the song: "Preparedness" The Bird & The Bee
How important are recipes in cooking? Personally, I've always liked having a set of directions to follow and have relied heavily on recipes for the majority of time I've been cooking. Lately, though, I've found myself "winging it" more often than not. One of my unspoken goals for this year, actually, is to trust my food instincts and become a more intuitive cook.
There are some recipes that I've made so many times I know them by heart. I'm pretty proud to have a really good eggplant parmesan under my belt. The idea is for a lighter eggplant parmesan...no frying is required. That is an extremely good thing since my attempts at frying up to this point have consisted of lots of fearful yelping about hot oil, then greasy results because of said fear. But I'm fine with being a bad fry cook. If I was good at it, I
My stepmom first sent me this recipe a few years back when I was just getting started in my own kitchen (thanks, Linda!). I have followed this recipe step by step so many times that I can now do it almost blindfolded. The thing I really love about this eggplant parmesan is that it has grown with me as a cook. You can make it as simple or fancy as you like, depending on the occasion and time you have available.
The original recipe calls for jarred tomato sauce, but these days I usually whip up my own marinara while the eggplant slices are baking. Similarly, you can build upon the basic recipe, adding extra ingredients between layers of tomato sauce and cheese. This time, I did spinach and artichokes. Pesto would also be good.

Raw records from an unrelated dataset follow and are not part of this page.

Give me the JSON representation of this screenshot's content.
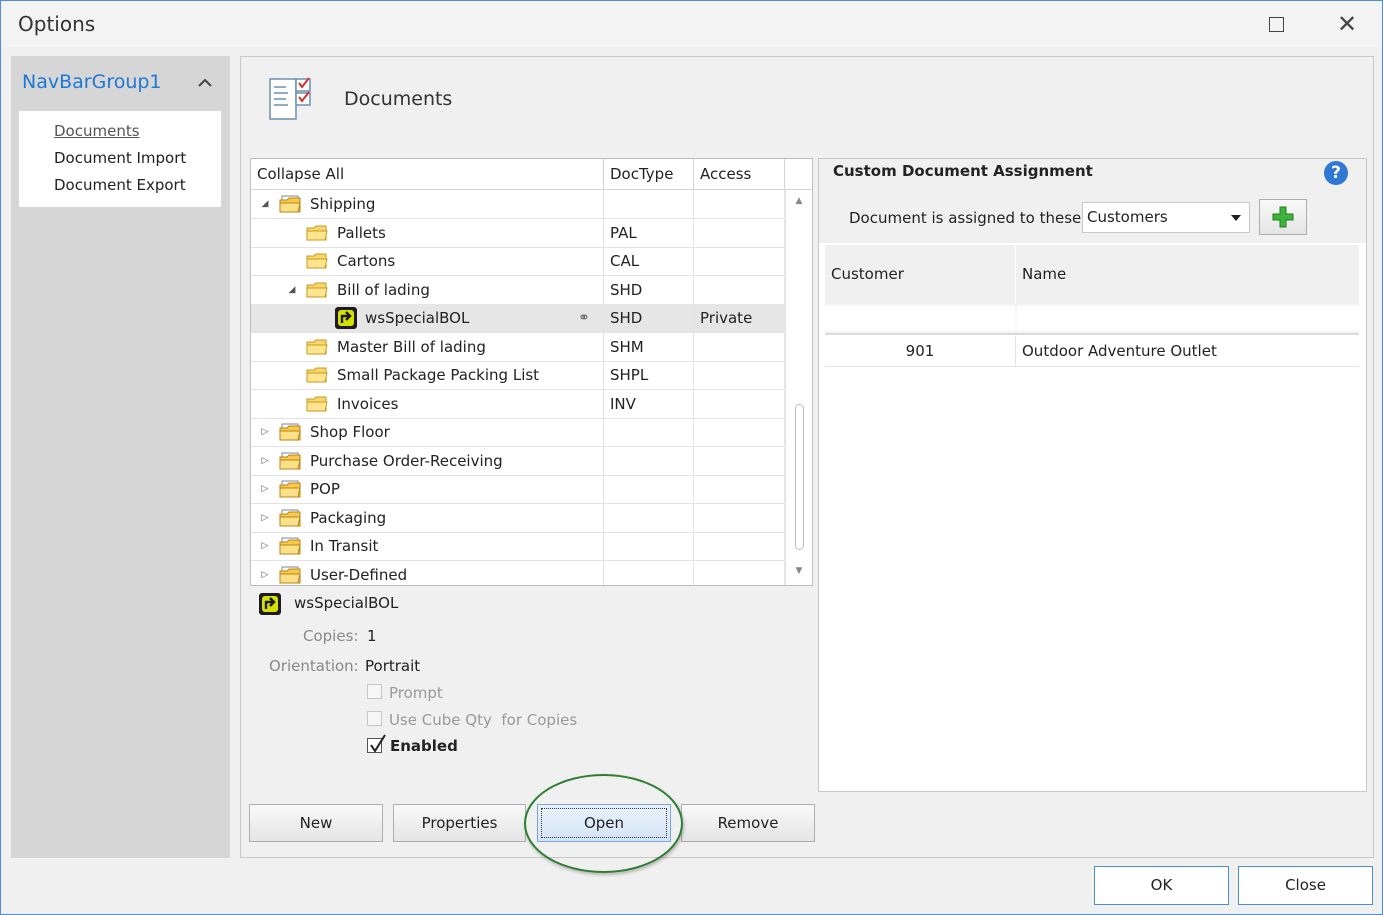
{
  "window": {
    "title": "Options"
  },
  "nav": {
    "group_label": "NavBarGroup1",
    "items": [
      {
        "label": "Documents",
        "selected": true
      },
      {
        "label": "Document Import",
        "selected": false
      },
      {
        "label": "Document Export",
        "selected": false
      }
    ]
  },
  "page": {
    "title": "Documents"
  },
  "tree": {
    "columns": [
      "Collapse All",
      "DocType",
      "Access"
    ],
    "rows": [
      {
        "label": "Shipping",
        "doctype": "",
        "access": "",
        "level": 0,
        "icon": "folder-stack-icon",
        "expanded": true
      },
      {
        "label": "Pallets",
        "doctype": "PAL",
        "access": "",
        "level": 1,
        "icon": "folder-icon"
      },
      {
        "label": "Cartons",
        "doctype": "CAL",
        "access": "",
        "level": 1,
        "icon": "folder-icon"
      },
      {
        "label": "Bill of lading",
        "doctype": "SHD",
        "access": "",
        "level": 1,
        "icon": "folder-icon",
        "expanded": true
      },
      {
        "label": "wsSpecialBOL",
        "doctype": "SHD",
        "access": "Private",
        "level": 2,
        "icon": "custom-doc-icon",
        "selected": true,
        "linked": true
      },
      {
        "label": "Master Bill of lading",
        "doctype": "SHM",
        "access": "",
        "level": 1,
        "icon": "folder-icon"
      },
      {
        "label": "Small Package Packing List",
        "doctype": "SHPL",
        "access": "",
        "level": 1,
        "icon": "folder-icon"
      },
      {
        "label": "Invoices",
        "doctype": "INV",
        "access": "",
        "level": 1,
        "icon": "folder-icon"
      },
      {
        "label": "Shop Floor",
        "doctype": "",
        "access": "",
        "level": 0,
        "icon": "folder-stack-icon",
        "expanded": false
      },
      {
        "label": "Purchase Order-Receiving",
        "doctype": "",
        "access": "",
        "level": 0,
        "icon": "folder-stack-icon",
        "expanded": false
      },
      {
        "label": "POP",
        "doctype": "",
        "access": "",
        "level": 0,
        "icon": "folder-stack-icon",
        "expanded": false
      },
      {
        "label": "Packaging",
        "doctype": "",
        "access": "",
        "level": 0,
        "icon": "folder-stack-icon",
        "expanded": false
      },
      {
        "label": "In Transit",
        "doctype": "",
        "access": "",
        "level": 0,
        "icon": "folder-stack-icon",
        "expanded": false
      },
      {
        "label": "User-Defined",
        "doctype": "",
        "access": "",
        "level": 0,
        "icon": "folder-stack-icon",
        "expanded": false
      }
    ]
  },
  "detail": {
    "name": "wsSpecialBOL",
    "copies_label": "Copies:",
    "copies_value": "1",
    "orientation_label": "Orientation:",
    "orientation_value": "Portrait",
    "checkboxes": [
      {
        "label": "Prompt",
        "checked": false
      },
      {
        "label": "Use Cube Qty  for Copies",
        "checked": false
      },
      {
        "label": "Enabled",
        "checked": true
      }
    ]
  },
  "actions": {
    "new": "New",
    "properties": "Properties",
    "open": "Open",
    "remove": "Remove"
  },
  "custom_assignment": {
    "title": "Custom Document Assignment",
    "help": "?",
    "assigned_label": "Document is assigned to these:",
    "assigned_value": "Customers",
    "columns": [
      "Customer",
      "Name"
    ],
    "rows": [
      {
        "customer": "901",
        "name": "Outdoor Adventure Outlet"
      }
    ]
  },
  "footer": {
    "ok": "OK",
    "close": "Close"
  },
  "colors": {
    "accent": "#1e78d6",
    "focus_border": "#4a8fd8",
    "highlight_ring": "#2e7d32"
  }
}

No matter how simple or elaborate you make it, this eggplant does take a little time. But it is worth the effort. The dish feeds a lot of people and is always a hit. Serve with a bit of pasta and even more vegetables on the side. And don't be afraid to get creative. Recipes are a nice starting point, but food is more fun with a little improvisation.
adapted from Dallas Morning News
2 medium eggplants (about 1 1/2- 2 pounds)
2 large eggs
3 tablespoons water
1 cup panko bread crumbs
1/2 cup grated parmesan cheese (divided)
2 1/2 cups marinara (homemade or your favorite store bought variety*)
1-2 cups grated mozzarella cheese (divided)
spinach or other greens, chopped
marinated artichoke hearts
sun dried tomatoes
Preheat oven to 375 degrees. Lightly oil two large baking sheets and a medium-large baking dish. Set aside.
Slice the eggplants into 1/2 inch thick slices. Set aside.
In a bowl, whisk the eggs and water until frothy. Set aside. In a shallow bowl, combine panko bread crumbs, 1/4 cup parmesan cheese, salt and pepper.
One at a time, dip the eggplant slices into the egg-white mixture, then coat both sides with the breadcrumbs. Arrange the slices in a single layer on the prepared baking sheets. Bake until eggplant is golden brown and very tender (about 20 minutes), turning halfway through.
Spread about 1/2 cup of prepared marinara in the bottom of the baking dish. When eggplant is done, arrange half the slices over the sauce, overlapping them slightly. Cover with about half of the remaining sauce, then top with any optional ingredient you might be using, then 1/2 cup mozzarella cheese. Arrange the remaining eggplant slices on top, pressing them down into an even layer. Top with remaining sauce, additional ingredients, and finish with the rest of the mozzarella and parmesan.
Bake, uncovered, until the sauce bubbles and the top is browned, about 20-25 minutes.
*Whether store bought or homemade, I like to include some garden herbs and a bit of cracked red pepper in my tomato sauce.